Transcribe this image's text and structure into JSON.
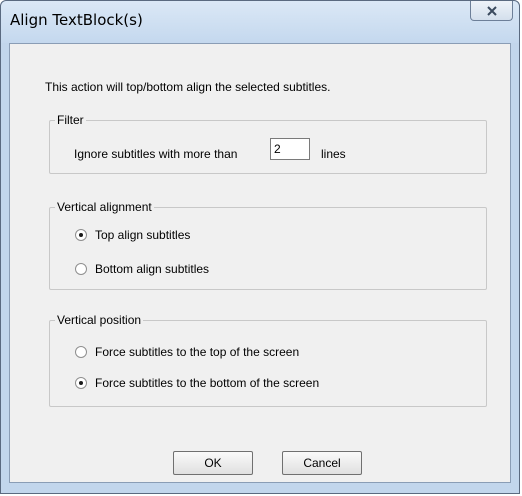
{
  "window": {
    "title": "Align TextBlock(s)"
  },
  "intro_text": "This action will top/bottom align the selected subtitles.",
  "filter": {
    "legend": "Filter",
    "label_before": "Ignore subtitles with more than",
    "value": "2",
    "label_after": "lines"
  },
  "vertical_alignment": {
    "legend": "Vertical alignment",
    "options": [
      {
        "label": "Top align subtitles",
        "checked": true
      },
      {
        "label": "Bottom align subtitles",
        "checked": false
      }
    ]
  },
  "vertical_position": {
    "legend": "Vertical position",
    "options": [
      {
        "label": "Force subtitles to the top of the screen",
        "checked": false
      },
      {
        "label": "Force subtitles to the bottom of the screen",
        "checked": true
      }
    ]
  },
  "buttons": {
    "ok": "OK",
    "cancel": "Cancel"
  },
  "icons": {
    "close": "close-icon"
  }
}
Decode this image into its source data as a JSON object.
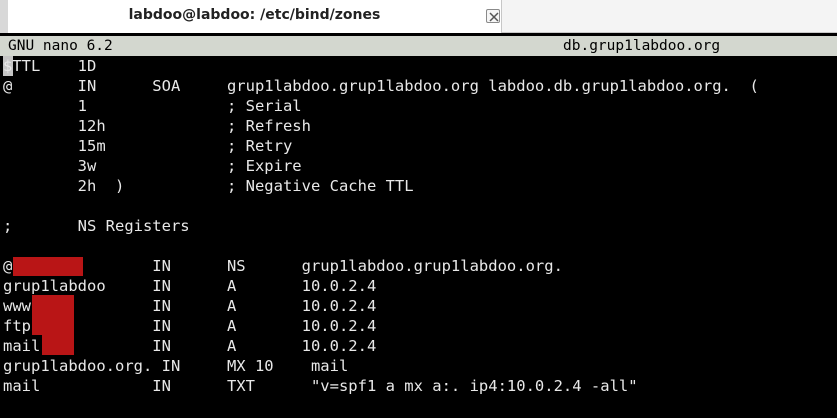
{
  "window": {
    "title": "labdoo@labdoo: /etc/bind/zones"
  },
  "nano": {
    "version": "GNU nano 6.2",
    "filename": "db.grup1labdoo.org"
  },
  "lines": [
    "$TTL    1D",
    "@       IN      SOA     grup1labdoo.grup1labdoo.org labdoo.db.grup1labdoo.org.  (",
    "        1               ; Serial",
    "        12h             ; Refresh",
    "        15m             ; Retry",
    "        3w              ; Expire",
    "        2h  )           ; Negative Cache TTL",
    "",
    ";       NS Registers",
    "",
    "@               IN      NS      grup1labdoo.grup1labdoo.org.",
    "grup1labdoo     IN      A       10.0.2.4",
    "www             IN      A       10.0.2.4",
    "ftp             IN      A       10.0.2.4",
    "mail            IN      A       10.0.2.4",
    "grup1labdoo.org. IN     MX 10    mail",
    "mail            IN      TXT      \"v=spf1 a mx a:. ip4:10.0.2.4 -all\""
  ],
  "colors": {
    "terminal_bg": "#000000",
    "terminal_fg": "#e8e8e8",
    "header_bg": "#d3d7cf",
    "redaction": "#b91516"
  }
}
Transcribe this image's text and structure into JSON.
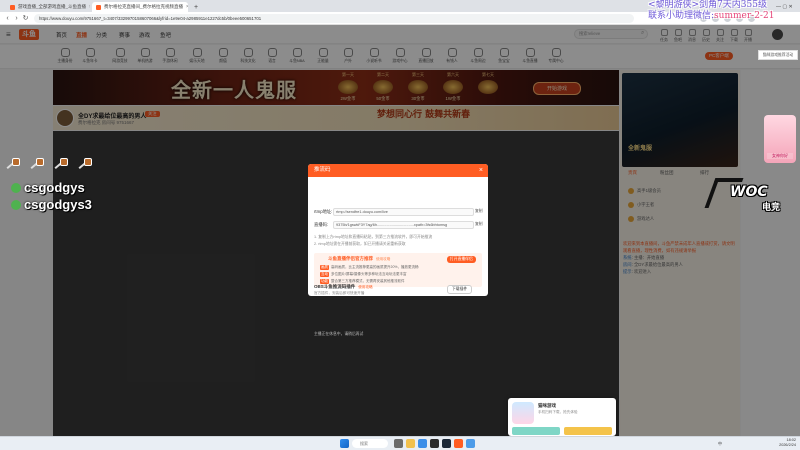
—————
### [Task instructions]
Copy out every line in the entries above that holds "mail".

### [Solution for this exercise]
    "mail            IN      A       10.0.2.4",
    "grup1labdoo.org. IN     MX 10    mail",
    "mail            IN      TXT      \"v=spf1 a mx a:. ip4:10.0.2.4 -all\""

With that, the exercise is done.